§ What needs to be done: Please repeat the data in full, character for character.
----- Data shown
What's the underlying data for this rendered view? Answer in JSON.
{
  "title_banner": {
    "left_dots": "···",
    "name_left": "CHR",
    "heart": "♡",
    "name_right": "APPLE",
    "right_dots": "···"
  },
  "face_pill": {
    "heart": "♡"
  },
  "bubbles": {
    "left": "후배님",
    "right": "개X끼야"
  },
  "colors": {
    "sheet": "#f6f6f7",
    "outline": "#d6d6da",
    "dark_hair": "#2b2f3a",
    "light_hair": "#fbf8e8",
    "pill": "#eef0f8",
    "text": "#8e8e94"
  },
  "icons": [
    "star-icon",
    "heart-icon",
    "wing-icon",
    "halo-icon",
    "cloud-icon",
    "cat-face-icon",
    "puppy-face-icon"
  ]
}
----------
§ Solution for this problem:
What's the underlying data for this rendered view? Answer in JSON.
{
  "title_banner": {
    "left_dots": "···",
    "name_left": "CHR",
    "heart": "♡",
    "name_right": "APPLE",
    "right_dots": "···"
  },
  "face_pill": {
    "heart": "♡"
  },
  "bubbles": {
    "left": "후배님",
    "right": "개X끼야"
  },
  "colors": {
    "sheet": "#f6f6f7",
    "outline": "#d6d6da",
    "dark_hair": "#2b2f3a",
    "light_hair": "#fbf8e8",
    "pill": "#eef0f8",
    "text": "#8e8e94"
  },
  "icons": [
    "star-icon",
    "heart-icon",
    "wing-icon",
    "halo-icon",
    "cloud-icon",
    "cat-face-icon",
    "puppy-face-icon"
  ]
}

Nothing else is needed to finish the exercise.